Transportation and Infrastructure Committee Chairman John L. Mica (R-FL) announced that House and Senate conferees are concluding a bicameral, bipartisan agreement on a major transportation bill. The measure focuses on unprecedented reforms by cutting red tape and consolidating federal transportation programs.
“This agreement will help strengthen our nation’s construction industry and provide stability to highway, bridge and infrastructure projects across the country,” said Mica.
The tentative agreement establishes federal highway, transit and highway safety policy and keeps programs at current funding levels through the end of fiscal year 2014. Unlike the last transportation bill, which contained over 6,300 earmarks, this bill doesn’t include any earmarks. This bill also does not increase taxes or include the controversial extension of the Keystone oil pipeline as previously reported.
“The unprecedented reforms in this legislation — cutting red tape, truly making projects ‘shovel ready,’ shrinking the size of the federal bureaucracy, attracting more private sector participation, and giving states more flexibility to address their critical priorities — will ensure that we more effectively move forward with major highway and bridge improvements and put Americans back to work,” Mica said. “The Highway Trust Fund is going bankrupt, and this paid-for measure provides necessary, real reform that focuses our limited resources on critical infrastructure needs.
If a majority of House and Senate conferees approve the conference report, both bodies are then expected to take up the measure before the end of the week, prior to the expiration of the current extension of transportation funding on June 30th.
Meanwhile, Sen. Barbara Boxer (D-CA), Chairman of the Environment and Public Works Committee, issued the following statement:
"I am so glad that House Republicans met Democrats half way, as Senate Republicans did months ago.
"The bill is funded at current levels, and it will protect and create three million jobs. This job creation is the critical focus of Democrats, because we know that the unemployment rate in construction is at an unacceptable level.
"We speed up project delivery, cut red tape, and do it without jeopardizing environmental laws. For the first time, we send half of the funds for bike paths and pedestrian walkways directly to local entities, and we protect those funds while giving states more flexibility on their share.
"Our country needs the kind of economic boost that this bill offers, and I am looking forward to getting it to the President's desk.

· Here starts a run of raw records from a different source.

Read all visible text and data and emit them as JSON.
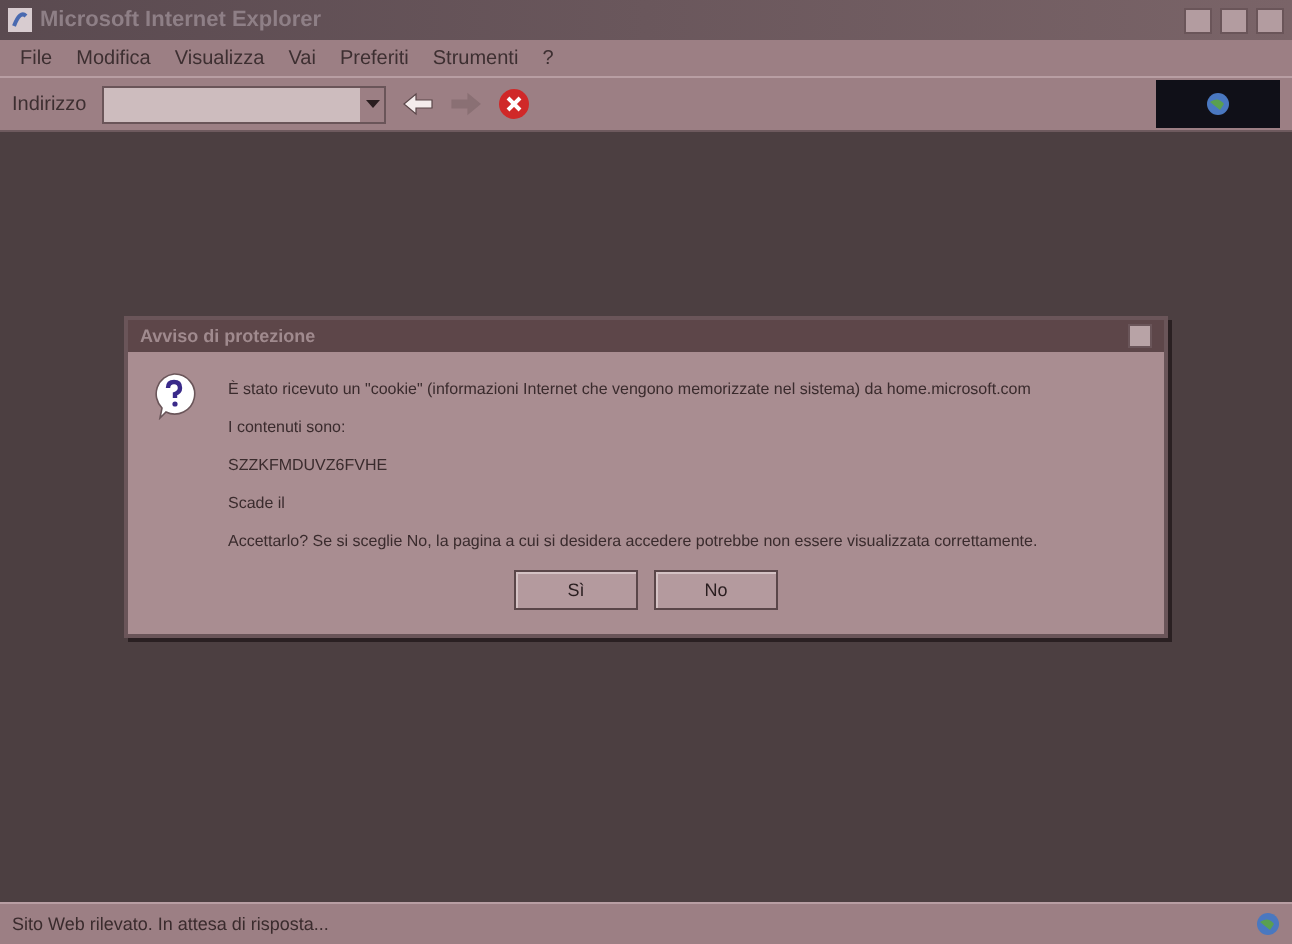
{
  "window": {
    "title": "Microsoft Internet Explorer"
  },
  "menu": [
    "File",
    "Modifica",
    "Visualizza",
    "Vai",
    "Preferiti",
    "Strumenti",
    "?"
  ],
  "address": {
    "label": "Indirizzo"
  },
  "toolbar": [
    {
      "kind": "back",
      "disabled": false
    },
    {
      "kind": "forward",
      "disabled": true
    },
    {
      "kind": "stop",
      "disabled": false
    }
  ],
  "dialog": {
    "title": "Avviso di protezione",
    "lines": [
      "È stato ricevuto un \"cookie\" (informazioni Internet che vengono memorizzate nel sistema) da home.microsoft.com",
      "I contenuti sono:",
      "SZZKFMDUVZ6FVHE",
      "Scade il",
      "Accettarlo? Se si sceglie No, la pagina a cui si desidera accedere potrebbe non essere visualizzata correttamente."
    ],
    "buttons": [
      "Sì",
      "No"
    ]
  },
  "status_bar": {
    "text": "Sito Web rilevato. In attesa di risposta..."
  }
}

"It is ironic that in June 1956 the Senate passed its first highway bill, and thanks to the work of many committees and all parties, we will not allow that great history of our interstate transportation system to disappear."